- [Exercise] Set down the full listing exactly, character for character.

- [Excerpted records]
[Start of Attachment]
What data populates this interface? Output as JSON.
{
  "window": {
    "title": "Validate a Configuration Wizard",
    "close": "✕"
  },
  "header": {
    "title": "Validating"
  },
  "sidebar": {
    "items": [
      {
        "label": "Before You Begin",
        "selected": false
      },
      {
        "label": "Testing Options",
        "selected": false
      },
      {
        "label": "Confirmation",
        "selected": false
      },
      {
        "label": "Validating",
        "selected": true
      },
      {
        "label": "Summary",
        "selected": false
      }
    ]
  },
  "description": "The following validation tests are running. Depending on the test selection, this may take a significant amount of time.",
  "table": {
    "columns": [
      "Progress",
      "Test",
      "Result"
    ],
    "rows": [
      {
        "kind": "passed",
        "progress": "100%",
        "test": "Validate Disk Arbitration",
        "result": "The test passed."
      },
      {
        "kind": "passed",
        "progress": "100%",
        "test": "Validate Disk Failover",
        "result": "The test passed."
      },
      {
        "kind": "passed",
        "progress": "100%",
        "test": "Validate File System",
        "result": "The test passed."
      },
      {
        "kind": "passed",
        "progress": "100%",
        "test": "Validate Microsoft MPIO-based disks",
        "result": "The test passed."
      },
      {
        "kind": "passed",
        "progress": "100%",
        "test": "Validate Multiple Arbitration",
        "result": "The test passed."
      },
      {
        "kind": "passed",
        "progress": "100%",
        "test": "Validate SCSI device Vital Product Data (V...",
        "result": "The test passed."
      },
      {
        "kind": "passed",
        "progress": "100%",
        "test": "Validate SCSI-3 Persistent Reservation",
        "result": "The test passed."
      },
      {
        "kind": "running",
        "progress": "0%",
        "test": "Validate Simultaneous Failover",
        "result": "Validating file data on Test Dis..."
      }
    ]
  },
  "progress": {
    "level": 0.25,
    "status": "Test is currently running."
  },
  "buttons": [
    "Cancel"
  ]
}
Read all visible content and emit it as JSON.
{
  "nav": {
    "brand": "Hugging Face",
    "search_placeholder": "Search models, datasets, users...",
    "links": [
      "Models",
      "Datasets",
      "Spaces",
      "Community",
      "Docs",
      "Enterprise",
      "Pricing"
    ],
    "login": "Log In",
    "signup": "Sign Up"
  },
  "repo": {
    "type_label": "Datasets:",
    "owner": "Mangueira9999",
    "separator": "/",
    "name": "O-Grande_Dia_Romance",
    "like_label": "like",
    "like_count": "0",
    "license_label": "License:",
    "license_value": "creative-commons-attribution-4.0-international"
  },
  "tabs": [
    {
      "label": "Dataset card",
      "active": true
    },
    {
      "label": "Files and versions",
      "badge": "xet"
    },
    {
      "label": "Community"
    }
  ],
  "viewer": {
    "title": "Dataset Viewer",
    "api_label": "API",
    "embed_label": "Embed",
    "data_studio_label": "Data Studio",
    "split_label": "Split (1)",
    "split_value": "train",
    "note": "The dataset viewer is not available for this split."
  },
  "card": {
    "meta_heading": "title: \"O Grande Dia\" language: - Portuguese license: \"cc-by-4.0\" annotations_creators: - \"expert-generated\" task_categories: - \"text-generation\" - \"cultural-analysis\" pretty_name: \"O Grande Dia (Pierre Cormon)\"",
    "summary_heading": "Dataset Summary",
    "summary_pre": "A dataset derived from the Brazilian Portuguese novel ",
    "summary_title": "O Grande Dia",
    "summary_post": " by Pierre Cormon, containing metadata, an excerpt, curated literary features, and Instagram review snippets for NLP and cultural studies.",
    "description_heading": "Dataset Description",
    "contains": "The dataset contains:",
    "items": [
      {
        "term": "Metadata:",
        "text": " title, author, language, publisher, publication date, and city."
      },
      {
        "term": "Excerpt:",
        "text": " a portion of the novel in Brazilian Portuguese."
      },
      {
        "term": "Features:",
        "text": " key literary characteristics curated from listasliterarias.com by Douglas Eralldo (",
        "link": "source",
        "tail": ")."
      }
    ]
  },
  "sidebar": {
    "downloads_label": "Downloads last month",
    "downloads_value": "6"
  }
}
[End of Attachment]
- [Answer space]
What data populates this interface? Output as JSON.
{
  "window": {
    "title": "Validate a Configuration Wizard",
    "close": "✕"
  },
  "header": {
    "title": "Validating"
  },
  "sidebar": {
    "items": [
      {
        "label": "Before You Begin",
        "selected": false
      },
      {
        "label": "Testing Options",
        "selected": false
      },
      {
        "label": "Confirmation",
        "selected": false
      },
      {
        "label": "Validating",
        "selected": true
      },
      {
        "label": "Summary",
        "selected": false
      }
    ]
  },
  "description": "The following validation tests are running. Depending on the test selection, this may take a significant amount of time.",
  "table": {
    "columns": [
      "Progress",
      "Test",
      "Result"
    ],
    "rows": [
      {
        "kind": "passed",
        "progress": "100%",
        "test": "Validate Disk Arbitration",
        "result": "The test passed."
      },
      {
        "kind": "passed",
        "progress": "100%",
        "test": "Validate Disk Failover",
        "result": "The test passed."
      },
      {
        "kind": "passed",
        "progress": "100%",
        "test": "Validate File System",
        "result": "The test passed."
      },
      {
        "kind": "passed",
        "progress": "100%",
        "test": "Validate Microsoft MPIO-based disks",
        "result": "The test passed."
      },
      {
        "kind": "passed",
        "progress": "100%",
        "test": "Validate Multiple Arbitration",
        "result": "The test passed."
      },
      {
        "kind": "passed",
        "progress": "100%",
        "test": "Validate SCSI device Vital Product Data (V...",
        "result": "The test passed."
      },
      {
        "kind": "passed",
        "progress": "100%",
        "test": "Validate SCSI-3 Persistent Reservation",
        "result": "The test passed."
      },
      {
        "kind": "running",
        "progress": "0%",
        "test": "Validate Simultaneous Failover",
        "result": "Validating file data on Test Dis..."
      }
    ]
  },
  "progress": {
    "level": 0.25,
    "status": "Test is currently running."
  },
  "buttons": [
    "Cancel"
  ]
}
Read all visible content and emit it as JSON.
{
  "nav": {
    "brand": "Hugging Face",
    "search_placeholder": "Search models, datasets, users...",
    "links": [
      "Models",
      "Datasets",
      "Spaces",
      "Community",
      "Docs",
      "Enterprise",
      "Pricing"
    ],
    "login": "Log In",
    "signup": "Sign Up"
  },
  "repo": {
    "type_label": "Datasets:",
    "owner": "Mangueira9999",
    "separator": "/",
    "name": "O-Grande_Dia_Romance",
    "like_label": "like",
    "like_count": "0",
    "license_label": "License:",
    "license_value": "creative-commons-attribution-4.0-international"
  },
  "tabs": [
    {
      "label": "Dataset card",
      "active": true
    },
    {
      "label": "Files and versions",
      "badge": "xet"
    },
    {
      "label": "Community"
    }
  ],
  "viewer": {
    "title": "Dataset Viewer",
    "api_label": "API",
    "embed_label": "Embed",
    "data_studio_label": "Data Studio",
    "split_label": "Split (1)",
    "split_value": "train",
    "note": "The dataset viewer is not available for this split."
  },
  "card": {
    "meta_heading": "title: \"O Grande Dia\" language: - Portuguese license: \"cc-by-4.0\" annotations_creators: - \"expert-generated\" task_categories: - \"text-generation\" - \"cultural-analysis\" pretty_name: \"O Grande Dia (Pierre Cormon)\"",
    "summary_heading": "Dataset Summary",
    "summary_pre": "A dataset derived from the Brazilian Portuguese novel ",
    "summary_title": "O Grande Dia",
    "summary_post": " by Pierre Cormon, containing metadata, an excerpt, curated literary features, and Instagram review snippets for NLP and cultural studies.",
    "description_heading": "Dataset Description",
    "contains": "The dataset contains:",
    "items": [
      {
        "term": "Metadata:",
        "text": " title, author, language, publisher, publication date, and city."
      },
      {
        "term": "Excerpt:",
        "text": " a portion of the novel in Brazilian Portuguese."
      },
      {
        "term": "Features:",
        "text": " key literary characteristics curated from listasliterarias.com by Douglas Eralldo (",
        "link": "source",
        "tail": ")."
      }
    ]
  },
  "sidebar": {
    "downloads_label": "Downloads last month",
    "downloads_value": "6"
  }
}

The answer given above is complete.